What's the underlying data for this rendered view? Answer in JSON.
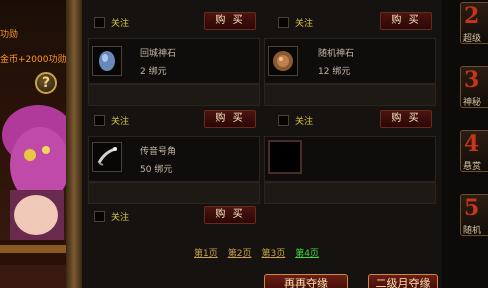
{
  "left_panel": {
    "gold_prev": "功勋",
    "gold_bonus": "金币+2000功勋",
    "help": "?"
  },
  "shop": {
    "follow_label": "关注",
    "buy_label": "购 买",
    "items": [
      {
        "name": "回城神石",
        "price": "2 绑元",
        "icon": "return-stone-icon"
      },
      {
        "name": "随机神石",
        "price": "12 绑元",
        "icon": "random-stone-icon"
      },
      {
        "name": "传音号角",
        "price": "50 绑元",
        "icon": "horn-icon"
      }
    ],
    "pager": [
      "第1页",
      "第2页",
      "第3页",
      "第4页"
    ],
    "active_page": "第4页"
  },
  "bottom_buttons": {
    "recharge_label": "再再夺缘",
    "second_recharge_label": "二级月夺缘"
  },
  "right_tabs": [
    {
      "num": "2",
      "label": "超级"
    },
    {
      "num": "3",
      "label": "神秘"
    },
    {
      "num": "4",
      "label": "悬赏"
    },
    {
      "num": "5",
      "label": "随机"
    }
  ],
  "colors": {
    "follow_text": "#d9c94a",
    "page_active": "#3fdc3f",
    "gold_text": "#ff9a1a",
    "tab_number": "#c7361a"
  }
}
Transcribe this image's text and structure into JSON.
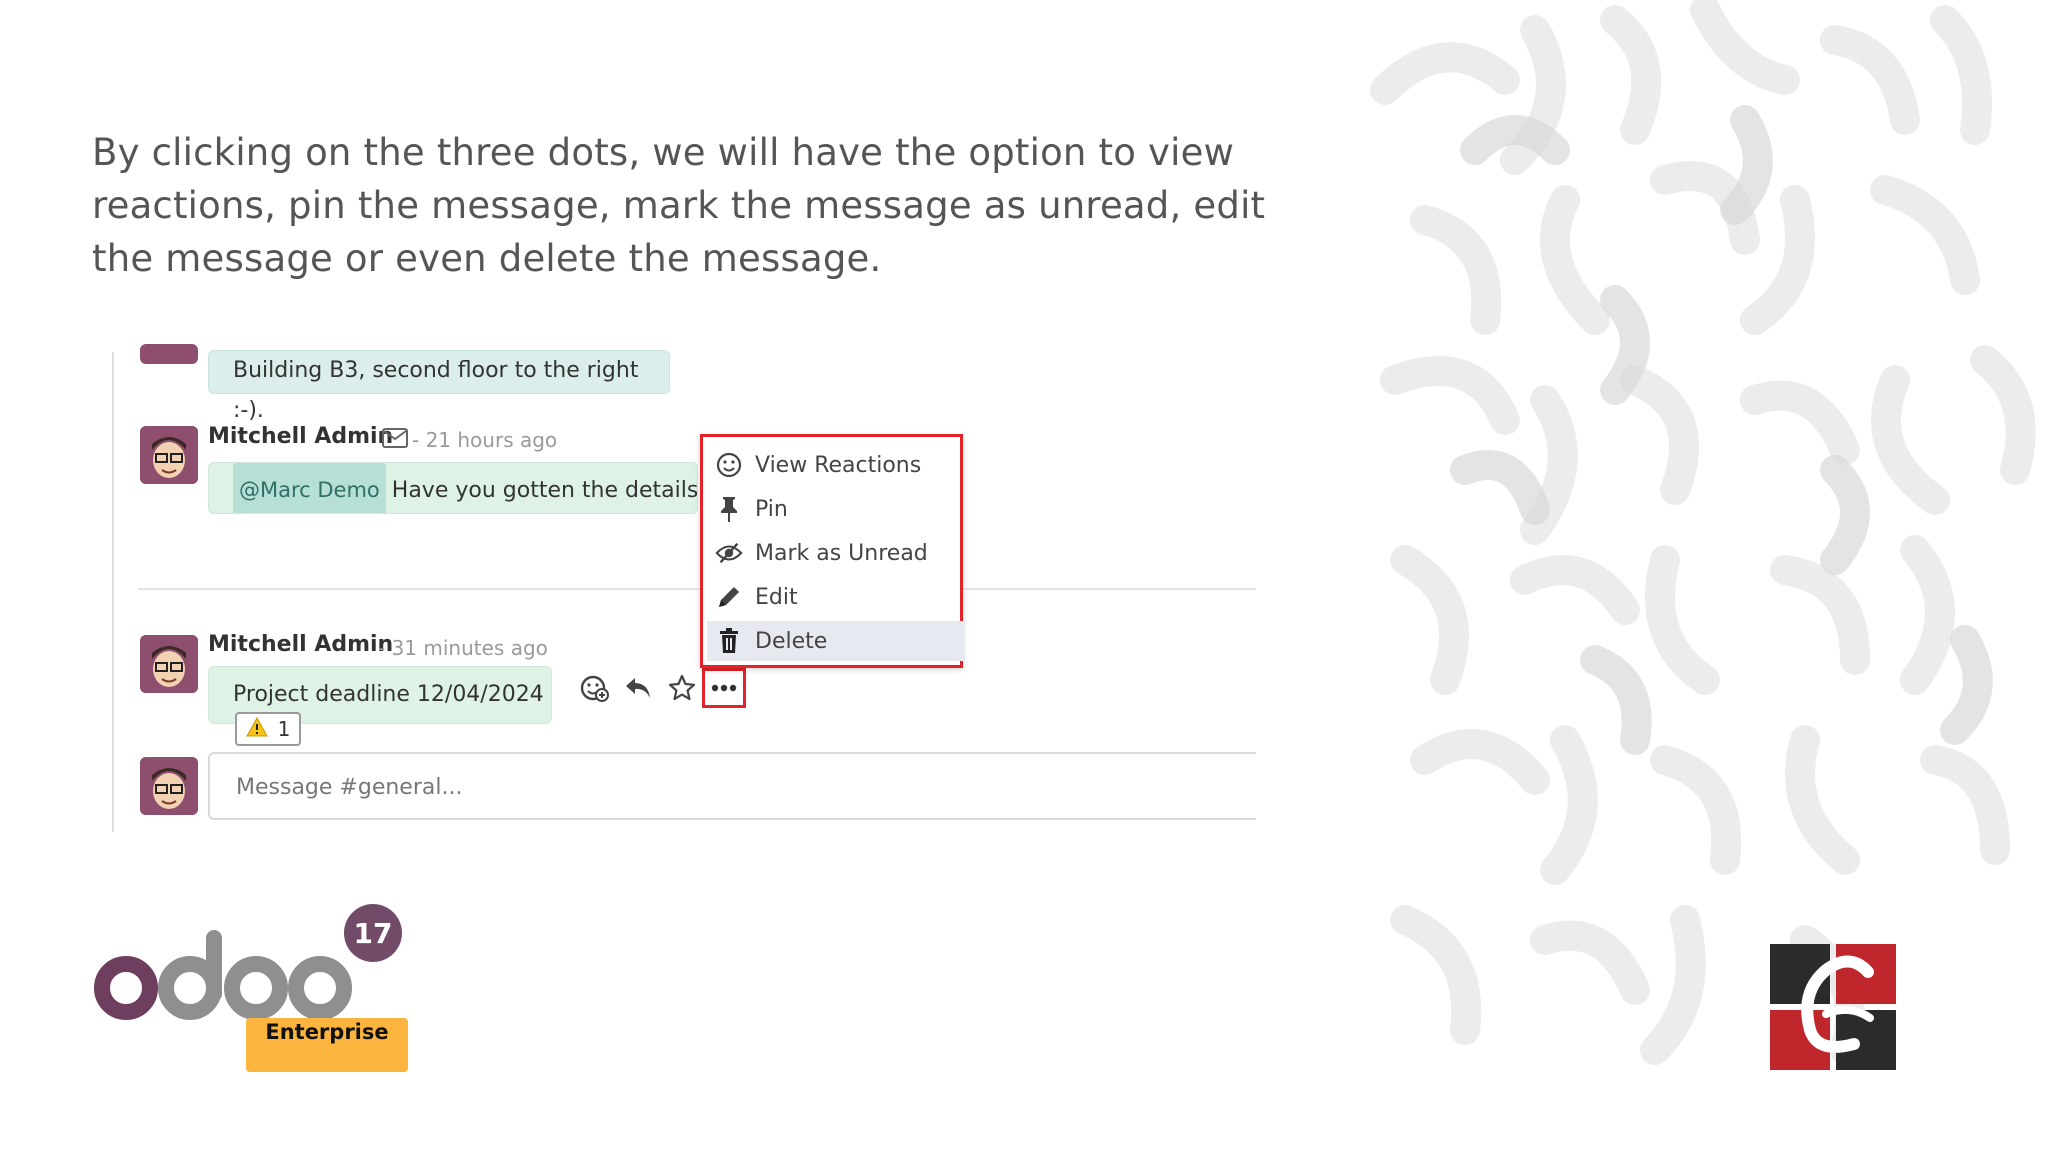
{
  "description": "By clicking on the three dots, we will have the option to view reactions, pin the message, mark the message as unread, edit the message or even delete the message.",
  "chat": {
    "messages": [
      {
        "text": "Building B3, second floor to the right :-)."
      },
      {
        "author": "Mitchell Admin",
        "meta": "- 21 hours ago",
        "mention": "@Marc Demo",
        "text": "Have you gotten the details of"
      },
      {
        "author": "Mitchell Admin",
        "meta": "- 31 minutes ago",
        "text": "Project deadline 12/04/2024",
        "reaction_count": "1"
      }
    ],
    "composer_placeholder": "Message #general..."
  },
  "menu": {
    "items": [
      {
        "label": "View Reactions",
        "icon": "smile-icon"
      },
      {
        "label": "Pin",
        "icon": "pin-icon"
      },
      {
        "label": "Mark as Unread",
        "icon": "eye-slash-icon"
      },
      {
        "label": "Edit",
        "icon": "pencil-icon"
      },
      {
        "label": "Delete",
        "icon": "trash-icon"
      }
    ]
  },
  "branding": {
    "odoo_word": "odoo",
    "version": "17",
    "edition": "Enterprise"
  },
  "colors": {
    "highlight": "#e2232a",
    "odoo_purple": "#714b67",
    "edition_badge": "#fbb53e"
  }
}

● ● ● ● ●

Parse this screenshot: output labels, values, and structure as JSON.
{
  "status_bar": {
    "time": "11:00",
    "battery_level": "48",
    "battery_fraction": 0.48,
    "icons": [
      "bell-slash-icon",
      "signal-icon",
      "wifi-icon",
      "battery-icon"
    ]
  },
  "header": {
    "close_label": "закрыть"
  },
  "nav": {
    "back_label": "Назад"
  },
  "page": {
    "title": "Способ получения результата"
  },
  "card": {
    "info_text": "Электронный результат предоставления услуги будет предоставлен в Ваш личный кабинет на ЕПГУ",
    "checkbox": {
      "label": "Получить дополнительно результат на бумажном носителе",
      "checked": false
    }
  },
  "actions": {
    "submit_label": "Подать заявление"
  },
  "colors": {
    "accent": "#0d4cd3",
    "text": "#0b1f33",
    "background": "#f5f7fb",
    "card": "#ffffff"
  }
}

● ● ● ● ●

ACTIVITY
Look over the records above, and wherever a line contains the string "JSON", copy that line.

RESULT FOR THIS TASK
What's the underlying data for this rendered view? Answer in JSON.
Transcribe this image's text and structure into JSON.
Parse this screenshot: output labels, values, and structure as JSON.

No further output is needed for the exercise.